A Florida newspaper columnist Gene Frenette had this to say about the MWC's latest move at lobbying congress to force a change.

All the lobbying on Capitol Hill by Mountain West Conference commissioner Craig Thompson to change the football cartel that is the Bowl Championship Series might not bring us any closer to a true playoff system. Any saber-rattling about Utah not having equal access with Florida or Oklahoma to a No. 1 ranking might do nothing more than create a few headlines.

But if nobody speaks up or forces the college football dictators to confront the blatant discrimination they sign off on every fall, how can a broken system get fixed?

We'll just continue the present haves-vs.-have-nots existence and act like it's perfectly fine to rig the process in favor of six BCS conferences and Notre Dame, while leaving 51 other schools from five non-BCS leagues to fight for the crumbs.

ACC commissioner John Swofford, the present BCS coordinator, and his brethren don't like being called out by anybody. They want the status quo, at least until they can figure out a playoff system that will funnel a bigger pile of money into their league coffers.

The Mountain West Conference posted a four page release on their website this week which outlines their proposal to create an eight team playoff which would supposedly balance the inequitable system.

Under the proposal there will be five BCS bowl games and they will consist of the Rose, Orange, Fiesta, Sugar and a bowl to be named later such at the Cotton.

The top eight teams in the country would play in the Rose, Sugar, Fiesta, and Orange Bowls on New Years Day. The winners would advance over the following two weekends to determine a true champion. The fifth bowl featuring the ninth and tenth ranked teams would just conclude their season on January 1st but would share in the big BCS pot of money generated by the playoff. 

Computers would no longer determine the BCS rankings.  An impartial twelve member board would determine the final rankings of who gets in and who stays at home. By the way, have you ever seen an impartial twelve man board?

Traditional conference tie-ins such as the Pac Ten/Big Ten relationship with the Rose Bowl would be preserved under the plan.
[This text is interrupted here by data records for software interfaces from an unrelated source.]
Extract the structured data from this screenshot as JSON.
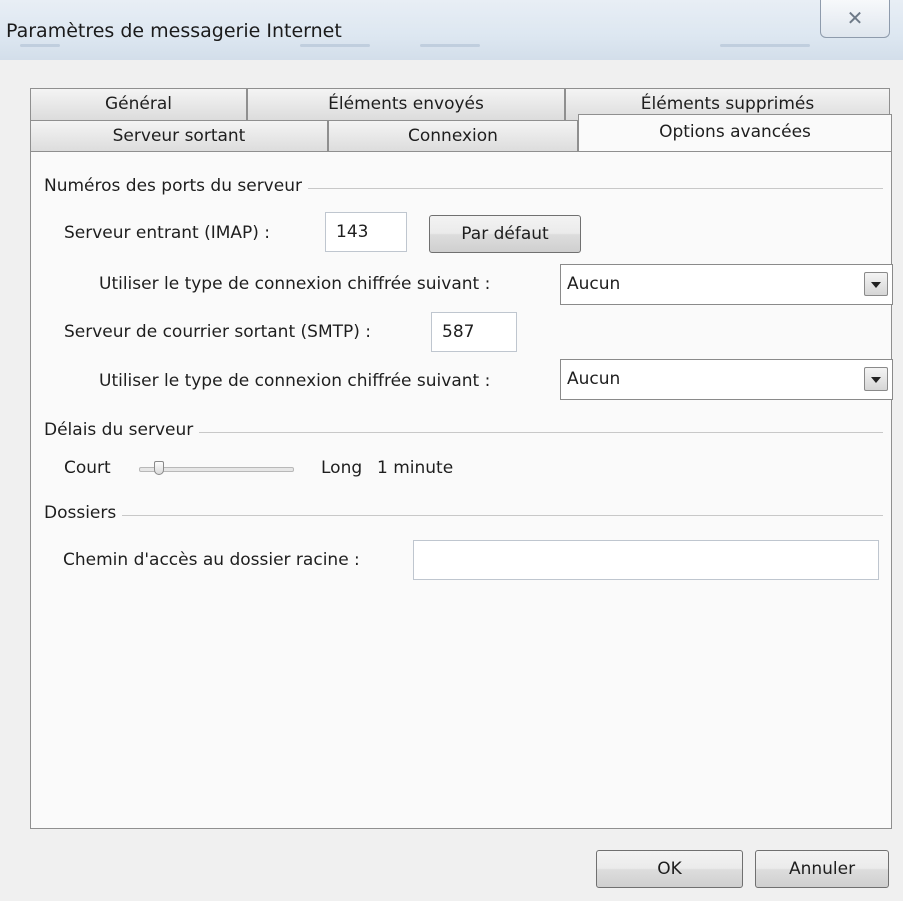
{
  "window": {
    "title": "Paramètres de messagerie Internet",
    "close_glyph": "✕"
  },
  "tabs": {
    "row1": [
      "Général",
      "Éléments envoyés",
      "Éléments supprimés"
    ],
    "row2": [
      "Serveur sortant",
      "Connexion",
      "Options avancées"
    ],
    "active": "Options avancées"
  },
  "ports": {
    "group_label": "Numéros des ports du serveur",
    "incoming_label": "Serveur entrant (IMAP) :",
    "incoming_value": "143",
    "default_button": "Par défaut",
    "encryption_label_1": "Utiliser le type de connexion chiffrée suivant :",
    "encryption_value_1": "Aucun",
    "outgoing_label": "Serveur de courrier sortant (SMTP) :",
    "outgoing_value": "587",
    "encryption_label_2": "Utiliser le type de connexion chiffrée suivant :",
    "encryption_value_2": "Aucun"
  },
  "timeouts": {
    "group_label": "Délais du serveur",
    "short_label": "Court",
    "long_label": "Long",
    "value_text": "1 minute",
    "slider_level": 0.1
  },
  "folders": {
    "group_label": "Dossiers",
    "root_path_label": "Chemin d'accès au dossier racine :",
    "root_path_value": ""
  },
  "buttons": {
    "ok": "OK",
    "cancel": "Annuler"
  },
  "icons": {
    "close": "close-icon",
    "dropdown": "chevron-down-icon"
  }
}
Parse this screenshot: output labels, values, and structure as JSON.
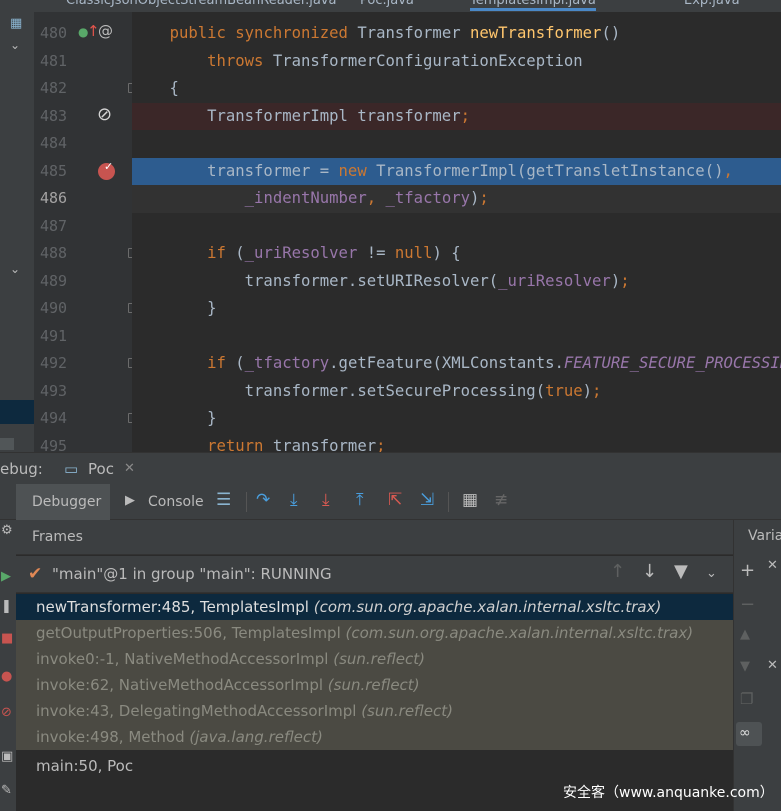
{
  "editor": {
    "tabs": [
      "ClassicJsonObjectStreamBeanReader.java",
      "Poc.java",
      "TemplatesImpl.java",
      "Exp.java"
    ],
    "lines": [
      {
        "num": "480",
        "segments": [
          [
            "",
            "    "
          ],
          [
            "kw",
            "public synchronized "
          ],
          [
            "",
            "Transformer "
          ],
          [
            "fn",
            "newTransformer"
          ],
          [
            "",
            "()"
          ]
        ]
      },
      {
        "num": "481",
        "segments": [
          [
            "",
            "        "
          ],
          [
            "kw",
            "throws "
          ],
          [
            "",
            "TransformerConfigurationException"
          ]
        ]
      },
      {
        "num": "482",
        "segments": [
          [
            "",
            "    {"
          ]
        ]
      },
      {
        "num": "483",
        "segments": [
          [
            "",
            "        TransformerImpl transformer"
          ],
          [
            "kw",
            ";"
          ]
        ]
      },
      {
        "num": "484",
        "segments": [
          [
            "",
            ""
          ]
        ]
      },
      {
        "num": "485",
        "segments": [
          [
            "",
            "        transformer = "
          ],
          [
            "kw",
            "new "
          ],
          [
            "",
            "TransformerImpl(getTransletInstance()"
          ],
          [
            "kw",
            ","
          ]
        ]
      },
      {
        "num": "486",
        "segments": [
          [
            "",
            "            "
          ],
          [
            "fld",
            "_indentNumber"
          ],
          [
            "kw",
            ", "
          ],
          [
            "fld",
            "_tfactory"
          ],
          [
            "",
            ")"
          ],
          [
            "kw",
            ";"
          ]
        ]
      },
      {
        "num": "487",
        "segments": [
          [
            "",
            ""
          ]
        ]
      },
      {
        "num": "488",
        "segments": [
          [
            "",
            "        "
          ],
          [
            "kw",
            "if "
          ],
          [
            "",
            "("
          ],
          [
            "fld",
            "_uriResolver "
          ],
          [
            "",
            "!= "
          ],
          [
            "kw",
            "null"
          ],
          [
            "",
            ") {"
          ]
        ]
      },
      {
        "num": "489",
        "segments": [
          [
            "",
            "            transformer.setURIResolver("
          ],
          [
            "fld",
            "_uriResolver"
          ],
          [
            "",
            ")"
          ],
          [
            "kw",
            ";"
          ]
        ]
      },
      {
        "num": "490",
        "segments": [
          [
            "",
            "        }"
          ]
        ]
      },
      {
        "num": "491",
        "segments": [
          [
            "",
            ""
          ]
        ]
      },
      {
        "num": "492",
        "segments": [
          [
            "",
            "        "
          ],
          [
            "kw",
            "if "
          ],
          [
            "",
            "("
          ],
          [
            "fld",
            "_tfactory"
          ],
          [
            "",
            ".getFeature(XMLConstants."
          ],
          [
            "ital",
            "FEATURE_SECURE_PROCESSING"
          ],
          [
            "",
            ")) {"
          ]
        ]
      },
      {
        "num": "493",
        "segments": [
          [
            "",
            "            transformer.setSecureProcessing("
          ],
          [
            "kw",
            "true"
          ],
          [
            "",
            ")"
          ],
          [
            "kw",
            ";"
          ]
        ]
      },
      {
        "num": "494",
        "segments": [
          [
            "",
            "        }"
          ]
        ]
      },
      {
        "num": "495",
        "segments": [
          [
            "",
            "        "
          ],
          [
            "kw",
            "return "
          ],
          [
            "",
            "transformer"
          ],
          [
            "kw",
            ";"
          ]
        ]
      }
    ],
    "gutter_marks": {
      "480": "@",
      "483": "⊘",
      "485": "breakpoint"
    }
  },
  "debug": {
    "title": "ebug:",
    "run_tab": "Poc",
    "tabs": {
      "debugger": "Debugger",
      "console": "Console"
    },
    "frames_header": "Frames",
    "variables_header": "Varia",
    "thread": "\"main\"@1 in group \"main\": RUNNING",
    "frames": [
      {
        "method": "newTransformer:485, TemplatesImpl ",
        "pkg": "(com.sun.org.apache.xalan.internal.xsltc.trax)",
        "kind": "sel"
      },
      {
        "method": "getOutputProperties:506, TemplatesImpl ",
        "pkg": "(com.sun.org.apache.xalan.internal.xsltc.trax)",
        "kind": "lib"
      },
      {
        "method": "invoke0:-1, NativeMethodAccessorImpl ",
        "pkg": "(sun.reflect)",
        "kind": "lib"
      },
      {
        "method": "invoke:62, NativeMethodAccessorImpl ",
        "pkg": "(sun.reflect)",
        "kind": "lib"
      },
      {
        "method": "invoke:43, DelegatingMethodAccessorImpl ",
        "pkg": "(sun.reflect)",
        "kind": "lib"
      },
      {
        "method": "invoke:498, Method ",
        "pkg": "(java.lang.reflect)",
        "kind": "lib"
      },
      {
        "method": "main:50, Poc",
        "pkg": "",
        "kind": "norm"
      }
    ]
  },
  "watermark": "安全客（www.anquanke.com）",
  "colors": {
    "keyword": "#cc7832",
    "method": "#ffc66d",
    "field": "#9876aa",
    "text": "#a9b7c6",
    "exec_line": "#2d5c8f",
    "selected_frame": "#0d293e",
    "library_frame": "#4b4a43"
  }
}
However the bids would not be automatic since the teams would be forced to finish in the top eight to qualify. If they don't they would be bounced into the proposed fifth bowl.

The proposal makes sense but why would the Pac Ten and Big Ten agree to it when they already have an automatic bid to the Granddaddy of them all? It is conceivable that the two conferences could even withdraw from the BCS scuttling the entire plan if anyone even suggests taking away the automatic bids for the Rose Bowl.
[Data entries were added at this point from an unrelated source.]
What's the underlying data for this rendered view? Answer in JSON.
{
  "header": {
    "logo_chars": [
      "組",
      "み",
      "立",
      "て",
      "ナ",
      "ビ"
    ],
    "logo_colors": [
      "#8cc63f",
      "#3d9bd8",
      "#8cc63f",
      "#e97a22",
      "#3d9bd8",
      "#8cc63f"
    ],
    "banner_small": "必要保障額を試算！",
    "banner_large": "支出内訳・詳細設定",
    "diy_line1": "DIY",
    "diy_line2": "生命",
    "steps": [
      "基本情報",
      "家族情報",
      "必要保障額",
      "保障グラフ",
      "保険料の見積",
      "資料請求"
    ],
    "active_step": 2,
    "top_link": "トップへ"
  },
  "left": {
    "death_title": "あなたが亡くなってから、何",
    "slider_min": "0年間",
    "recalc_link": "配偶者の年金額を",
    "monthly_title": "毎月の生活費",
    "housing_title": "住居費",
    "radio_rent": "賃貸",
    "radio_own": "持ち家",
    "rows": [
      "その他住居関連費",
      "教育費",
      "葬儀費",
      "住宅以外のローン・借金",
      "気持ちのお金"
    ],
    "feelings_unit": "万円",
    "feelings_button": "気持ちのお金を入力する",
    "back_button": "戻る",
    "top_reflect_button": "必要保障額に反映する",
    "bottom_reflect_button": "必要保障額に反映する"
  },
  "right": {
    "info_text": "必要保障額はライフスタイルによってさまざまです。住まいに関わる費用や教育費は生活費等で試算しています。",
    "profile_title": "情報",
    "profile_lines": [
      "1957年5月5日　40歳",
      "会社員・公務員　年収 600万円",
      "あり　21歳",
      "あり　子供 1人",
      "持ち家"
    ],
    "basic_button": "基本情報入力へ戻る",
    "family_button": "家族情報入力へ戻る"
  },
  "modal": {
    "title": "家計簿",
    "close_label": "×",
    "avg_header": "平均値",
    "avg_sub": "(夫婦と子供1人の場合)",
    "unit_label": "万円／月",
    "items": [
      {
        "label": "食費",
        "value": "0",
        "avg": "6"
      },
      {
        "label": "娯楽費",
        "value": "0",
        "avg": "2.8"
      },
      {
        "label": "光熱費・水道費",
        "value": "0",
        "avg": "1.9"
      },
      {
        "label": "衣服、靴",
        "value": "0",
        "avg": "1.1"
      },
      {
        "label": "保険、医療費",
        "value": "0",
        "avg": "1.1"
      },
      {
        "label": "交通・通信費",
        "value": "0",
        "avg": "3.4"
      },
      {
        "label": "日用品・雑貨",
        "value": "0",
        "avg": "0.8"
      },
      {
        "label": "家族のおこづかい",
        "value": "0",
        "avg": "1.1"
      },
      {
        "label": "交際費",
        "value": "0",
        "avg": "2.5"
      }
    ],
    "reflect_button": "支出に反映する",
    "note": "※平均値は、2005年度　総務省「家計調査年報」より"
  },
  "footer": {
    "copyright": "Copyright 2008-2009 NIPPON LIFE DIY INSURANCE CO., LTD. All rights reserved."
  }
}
Amateur sports, especially when represented by educational institutions, should be about a sense of fair play. But here we have six conferences and Notre Dame conspiring to horde $18 million apiece for each BCS entrant among four major bowls ($144 million in most years), to divide among themselves. Meanwhile, the five non-BCS leagues are guaranteed only $9 million total.
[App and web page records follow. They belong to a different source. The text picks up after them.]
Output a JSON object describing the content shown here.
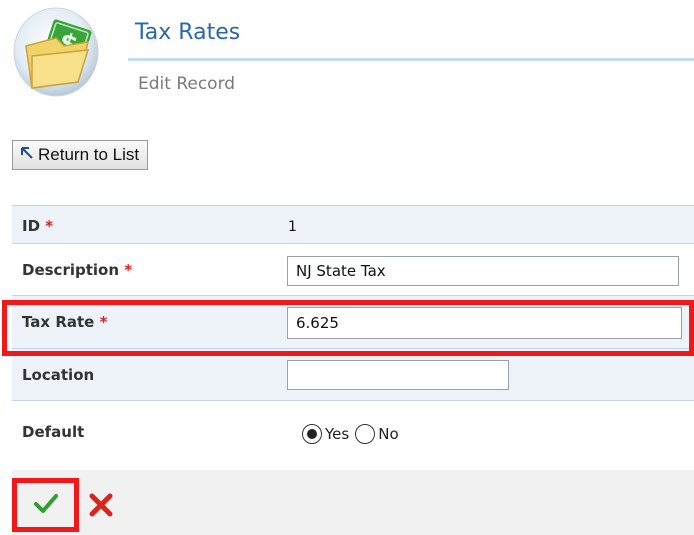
{
  "header": {
    "title": "Tax Rates",
    "subtitle": "Edit Record",
    "logo_icon": "money-folder-icon"
  },
  "toolbar": {
    "return_label": "Return to List",
    "return_icon": "arrow-up-left-icon"
  },
  "form": {
    "required_marker": "*",
    "fields": {
      "id": {
        "label": "ID",
        "value": "1"
      },
      "description": {
        "label": "Description",
        "value": "NJ State Tax"
      },
      "tax_rate": {
        "label": "Tax Rate",
        "value": "6.625"
      },
      "location": {
        "label": "Location",
        "value": ""
      },
      "default": {
        "label": "Default",
        "options": [
          "Yes",
          "No"
        ],
        "selected": "Yes"
      }
    }
  },
  "actions": {
    "save_icon": "checkmark-icon",
    "cancel_icon": "x-icon"
  },
  "colors": {
    "title": "#2b67a8",
    "highlight": "#f01818",
    "required": "#e02020",
    "save": "#2e9e2e",
    "cancel": "#d8261c"
  }
}
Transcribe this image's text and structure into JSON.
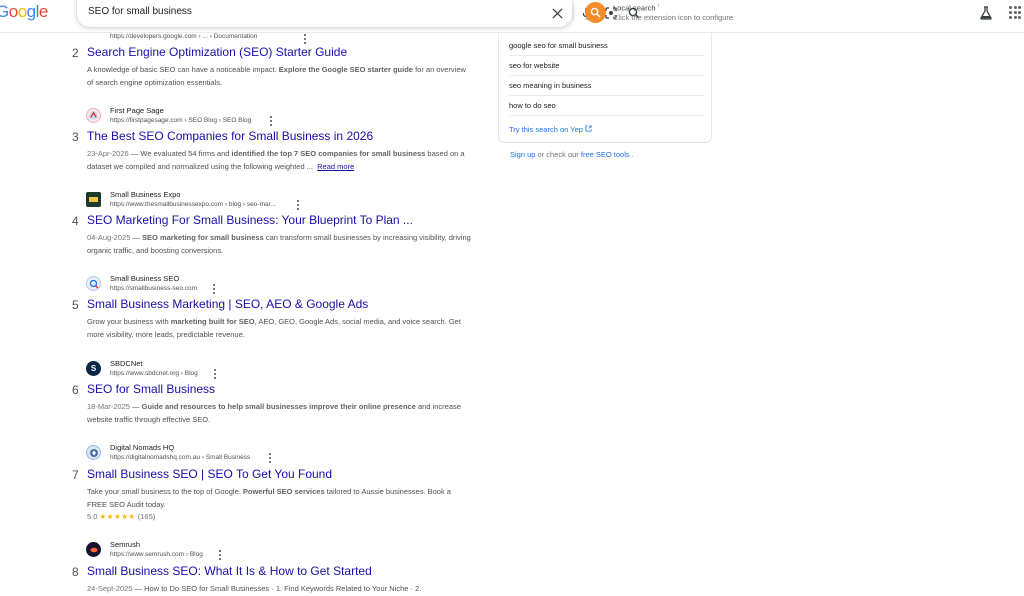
{
  "header": {
    "logo_text": "Google",
    "search_value": "SEO for small business",
    "extension_title": "Local search",
    "extension_info": "i",
    "extension_subtitle": "Click the extension icon to configure",
    "icons": [
      "close-icon",
      "mic-icon",
      "lens-icon",
      "search-icon",
      "labs-icon",
      "apps-icon"
    ]
  },
  "top_partial": {
    "url": "https://developers.google.com › ... › Documentation"
  },
  "results": [
    {
      "num": "2",
      "title": "Search Engine Optimization (SEO) Starter Guide",
      "snippet_plain": "A knowledge of basic SEO can have a noticeable impact. ",
      "snippet_bold": "Explore the Google SEO starter guide",
      "snippet_tail": " for an overview of search engine optimization essentials."
    },
    {
      "num": "3",
      "site_name": "First Page Sage",
      "site_url": "https://firstpagesage.com › SEO Blog › SEO Blog",
      "title": "The Best SEO Companies for Small Business in 2026",
      "date": "23-Apr-2026",
      "snippet_plain": " — We evaluated 54 firms and ",
      "snippet_bold": "identified the top 7 SEO companies for small business",
      "snippet_tail": " based on a dataset we compiled and normalized using the following weighted ...",
      "read_more": "Read more"
    },
    {
      "num": "4",
      "site_name": "Small Business Expo",
      "site_url": "https://www.thesmallbusinessexpo.com › blog › seo-mar...",
      "title": "SEO Marketing For Small Business: Your Blueprint To Plan ...",
      "date": "04-Aug-2025",
      "snippet_plain": " — ",
      "snippet_bold": "SEO marketing for small business",
      "snippet_tail": " can transform small businesses by increasing visibility, driving organic traffic, and boosting conversions."
    },
    {
      "num": "5",
      "site_name": "Small Business SEO",
      "site_url": "https://smallbusiness-seo.com",
      "title": "Small Business Marketing | SEO, AEO & Google Ads",
      "snippet_plain": "Grow your business with ",
      "snippet_bold": "marketing built for SEO",
      "snippet_tail": ", AEO, GEO, Google Ads, social media, and voice search. Get more visibility, more leads, predictable revenue."
    },
    {
      "num": "6",
      "site_name": "SBDCNet",
      "site_url": "https://www.sbdcnet.org › Blog",
      "title": "SEO for Small Business",
      "date": "18-Mar-2025",
      "snippet_plain": " — ",
      "snippet_bold": "Guide and resources to help small businesses improve their online presence",
      "snippet_tail": " and increase website traffic through effective SEO."
    },
    {
      "num": "7",
      "site_name": "Digital Nomads HQ",
      "site_url": "https://digitalnomadshq.com.au › Small Business",
      "title": "Small Business SEO | SEO To Get You Found",
      "snippet_plain": "Take your small business to the top of Google. ",
      "snippet_bold": "Powerful SEO services",
      "snippet_tail": " tailored to Aussie businesses. Book a FREE SEO Audit today.",
      "rating_value": "5.0",
      "rating_stars": "★★★★★",
      "rating_count": "(165)"
    },
    {
      "num": "8",
      "site_name": "Semrush",
      "site_url": "https://www.semrush.com › Blog",
      "title": "Small Business SEO: What It Is & How to Get Started",
      "date": "24-Sept-2025",
      "snippet_plain": " — How to Do SEO for Small Businesses · 1. Find Keywords Related to Your Niche · 2."
    }
  ],
  "right_panel": {
    "related": [
      "google seo for small business",
      "seo for website",
      "seo meaning in business",
      "how to do seo"
    ],
    "yep_link": "Try this search on Yep",
    "signup": "Sign up",
    "or_check": " or check our ",
    "tools_link": "free SEO tools",
    "period": "."
  },
  "colors": {
    "link": "#1a0dab",
    "accent_blue": "#1a73e8",
    "local_search_orange": "#f48c2a",
    "star": "#fbbc04"
  }
}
Cartels such as this eventually get struck down by the Supreme Court. It is only a matter of time till the challenge is mounted and the BCS has to capitulate to the smaller conferences and even out the playing field. That doesn't mean that they will cave in right away because a successful challenge can take a decade to get to fruition.

Supposedly we don't have an equitable playoff format because of concerns about the social welfare and academic standing of the players participating. What it is really about is hoarding all the money and preserving the good old boy relationship the NCCA  and BCS has had with the people who run the bowl games.

In the end it will be interesting to see how this all works out for the football playing schools. Don't count on the big guys to roll over with this idle threat. It will take an act of Congress or a ruling in the US Supreme Court to balance the situation.

As we eagerly anticipate another exciting month of March Madness we can only wonder how exciting it would be if the same equity that allowed schools such as Gonzaga, Davidson, Tulane, and Memphis to compete with the big boys existed in the college football arena.